למ"ד אלהים חול גמר קודש מחול למ"ד אלהים קודש גמרינן חול מקודש

The Gemara answers: According to the one who says that elohim” is non-sacred, he derives the prohibition according to the sacred meaning of the word from the non-sacred meaning, i.e., he derives the prohibition against cursing God from the prohibition against cursing judges. According to the one who says that Elohim” is sacred, we derive the prohibition according to the non-sacred meaning of the word from the sacred meaning, i.e., he derives the prohibition against cursing judges from the prohibition against cursing God.

בשלמא למ"ד אלהים חול גמר קודש מחול אלא למ"ד אלהים קודש גמר חול מקודש דילמא אקודש אזהר אחול לא אזהר

The Gemara asks: Granted, according to the one who says that elohim” is non-sacred, he can derive the prohibition according to the sacred meaning of the word from the non-sacred meaning through an a fortiori inference. But according to the one who says that Elohim” is sacred, can he derive the prohibition according to the non-sacred meaning from the sacred meaning? Perhaps the Torah renders it prohibited to curse God, in accordance with the sacred meaning of the word, but it does not render it prohibited to curse elohim, judges, in accordance with the non-sacred meaning.

א"כ לכתוב קרא לא תקל

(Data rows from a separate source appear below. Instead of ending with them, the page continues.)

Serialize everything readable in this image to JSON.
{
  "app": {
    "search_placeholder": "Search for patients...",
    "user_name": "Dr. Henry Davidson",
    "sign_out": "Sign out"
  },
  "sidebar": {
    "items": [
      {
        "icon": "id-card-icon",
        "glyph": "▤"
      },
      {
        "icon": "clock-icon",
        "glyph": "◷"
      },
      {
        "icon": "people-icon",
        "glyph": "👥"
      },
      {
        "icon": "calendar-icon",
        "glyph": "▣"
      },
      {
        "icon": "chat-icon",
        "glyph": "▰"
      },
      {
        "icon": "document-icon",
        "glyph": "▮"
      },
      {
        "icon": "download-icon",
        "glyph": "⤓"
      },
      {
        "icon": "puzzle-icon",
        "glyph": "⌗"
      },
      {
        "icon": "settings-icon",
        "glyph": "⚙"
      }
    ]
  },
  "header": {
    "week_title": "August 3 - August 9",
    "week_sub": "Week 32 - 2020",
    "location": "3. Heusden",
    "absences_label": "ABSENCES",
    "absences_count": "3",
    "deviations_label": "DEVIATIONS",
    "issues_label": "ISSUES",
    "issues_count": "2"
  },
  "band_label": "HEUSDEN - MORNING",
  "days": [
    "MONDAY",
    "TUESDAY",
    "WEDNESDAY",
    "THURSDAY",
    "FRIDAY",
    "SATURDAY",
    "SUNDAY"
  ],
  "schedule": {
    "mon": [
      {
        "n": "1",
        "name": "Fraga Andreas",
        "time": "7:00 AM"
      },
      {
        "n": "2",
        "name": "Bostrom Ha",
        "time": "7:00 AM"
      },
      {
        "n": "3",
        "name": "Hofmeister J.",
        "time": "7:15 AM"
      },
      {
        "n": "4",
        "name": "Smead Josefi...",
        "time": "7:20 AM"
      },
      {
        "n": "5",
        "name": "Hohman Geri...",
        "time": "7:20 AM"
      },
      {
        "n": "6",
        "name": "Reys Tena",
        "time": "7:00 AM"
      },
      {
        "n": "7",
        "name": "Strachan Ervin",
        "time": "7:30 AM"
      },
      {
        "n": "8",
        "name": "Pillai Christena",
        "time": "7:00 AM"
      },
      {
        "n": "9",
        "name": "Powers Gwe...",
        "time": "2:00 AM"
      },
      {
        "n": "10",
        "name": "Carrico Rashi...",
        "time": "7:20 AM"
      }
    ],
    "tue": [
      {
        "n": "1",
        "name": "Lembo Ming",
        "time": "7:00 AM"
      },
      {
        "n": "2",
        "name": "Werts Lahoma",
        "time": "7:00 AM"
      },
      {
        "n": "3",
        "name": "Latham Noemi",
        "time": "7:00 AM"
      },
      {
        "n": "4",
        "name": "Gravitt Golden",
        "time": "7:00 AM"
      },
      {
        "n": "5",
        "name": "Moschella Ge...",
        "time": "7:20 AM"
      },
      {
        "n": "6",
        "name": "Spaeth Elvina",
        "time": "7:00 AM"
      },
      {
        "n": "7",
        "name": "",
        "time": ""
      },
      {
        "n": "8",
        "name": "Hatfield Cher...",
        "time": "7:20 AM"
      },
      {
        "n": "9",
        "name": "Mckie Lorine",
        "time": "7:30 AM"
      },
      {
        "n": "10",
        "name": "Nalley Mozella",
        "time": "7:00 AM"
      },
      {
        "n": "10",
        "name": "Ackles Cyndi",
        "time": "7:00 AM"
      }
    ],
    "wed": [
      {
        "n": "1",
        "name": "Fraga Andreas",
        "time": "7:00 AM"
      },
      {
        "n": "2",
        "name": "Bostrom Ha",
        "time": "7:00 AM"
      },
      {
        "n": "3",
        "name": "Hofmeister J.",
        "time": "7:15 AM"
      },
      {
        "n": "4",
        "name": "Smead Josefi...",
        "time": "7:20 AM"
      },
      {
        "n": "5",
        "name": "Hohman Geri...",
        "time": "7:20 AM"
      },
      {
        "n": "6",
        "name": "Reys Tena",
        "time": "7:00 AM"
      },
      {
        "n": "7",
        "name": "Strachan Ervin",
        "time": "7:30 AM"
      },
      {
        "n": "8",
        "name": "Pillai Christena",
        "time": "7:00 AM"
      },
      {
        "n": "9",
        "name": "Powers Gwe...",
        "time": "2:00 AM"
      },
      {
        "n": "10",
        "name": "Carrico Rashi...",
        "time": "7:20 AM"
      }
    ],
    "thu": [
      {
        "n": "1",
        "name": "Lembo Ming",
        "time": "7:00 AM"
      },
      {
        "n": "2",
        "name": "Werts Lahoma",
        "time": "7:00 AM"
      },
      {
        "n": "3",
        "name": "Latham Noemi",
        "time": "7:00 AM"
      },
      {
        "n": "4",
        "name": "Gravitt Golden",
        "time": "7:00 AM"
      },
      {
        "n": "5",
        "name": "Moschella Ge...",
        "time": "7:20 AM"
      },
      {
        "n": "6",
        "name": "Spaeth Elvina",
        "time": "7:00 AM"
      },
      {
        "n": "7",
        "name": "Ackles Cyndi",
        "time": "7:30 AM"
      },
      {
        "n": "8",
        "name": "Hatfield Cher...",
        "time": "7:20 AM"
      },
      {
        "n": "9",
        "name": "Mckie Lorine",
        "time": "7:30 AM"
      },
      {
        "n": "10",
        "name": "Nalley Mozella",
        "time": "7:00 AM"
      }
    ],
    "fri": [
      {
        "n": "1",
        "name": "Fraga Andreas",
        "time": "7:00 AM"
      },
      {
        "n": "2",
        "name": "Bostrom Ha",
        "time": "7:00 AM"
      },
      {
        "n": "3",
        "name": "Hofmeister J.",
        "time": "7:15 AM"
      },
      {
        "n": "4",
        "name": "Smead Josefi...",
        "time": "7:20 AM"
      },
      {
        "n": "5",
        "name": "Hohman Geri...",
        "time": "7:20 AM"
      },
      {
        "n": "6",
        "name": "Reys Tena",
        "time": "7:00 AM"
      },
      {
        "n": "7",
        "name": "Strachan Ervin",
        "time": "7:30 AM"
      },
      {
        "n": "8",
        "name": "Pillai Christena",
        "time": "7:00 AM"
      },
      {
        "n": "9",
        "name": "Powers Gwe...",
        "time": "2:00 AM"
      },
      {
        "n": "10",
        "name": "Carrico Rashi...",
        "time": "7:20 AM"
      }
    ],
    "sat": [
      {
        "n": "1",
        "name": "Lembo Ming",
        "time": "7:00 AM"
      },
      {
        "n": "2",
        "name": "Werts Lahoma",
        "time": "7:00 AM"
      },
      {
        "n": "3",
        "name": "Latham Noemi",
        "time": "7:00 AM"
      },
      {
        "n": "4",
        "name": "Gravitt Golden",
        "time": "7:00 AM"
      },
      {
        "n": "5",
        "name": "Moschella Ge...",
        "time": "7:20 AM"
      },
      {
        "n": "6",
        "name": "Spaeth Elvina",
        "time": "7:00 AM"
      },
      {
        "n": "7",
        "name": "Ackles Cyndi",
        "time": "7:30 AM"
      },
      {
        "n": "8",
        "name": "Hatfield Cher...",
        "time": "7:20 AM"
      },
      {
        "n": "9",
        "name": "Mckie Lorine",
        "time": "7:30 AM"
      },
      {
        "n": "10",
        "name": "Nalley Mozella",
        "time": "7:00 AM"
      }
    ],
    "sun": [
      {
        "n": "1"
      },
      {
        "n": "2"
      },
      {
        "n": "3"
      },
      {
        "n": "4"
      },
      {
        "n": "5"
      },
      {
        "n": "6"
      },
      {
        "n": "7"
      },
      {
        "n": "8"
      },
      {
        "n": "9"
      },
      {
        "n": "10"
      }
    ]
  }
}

The Gemara answers: If so, if it is prohibited to curse God but not judges, let the verse write: You shall not treat lightly [takel], instead of: “You shall not blaspheme [tekallel]”; it would have been derived from this wording that is prohibited to demean or curse God.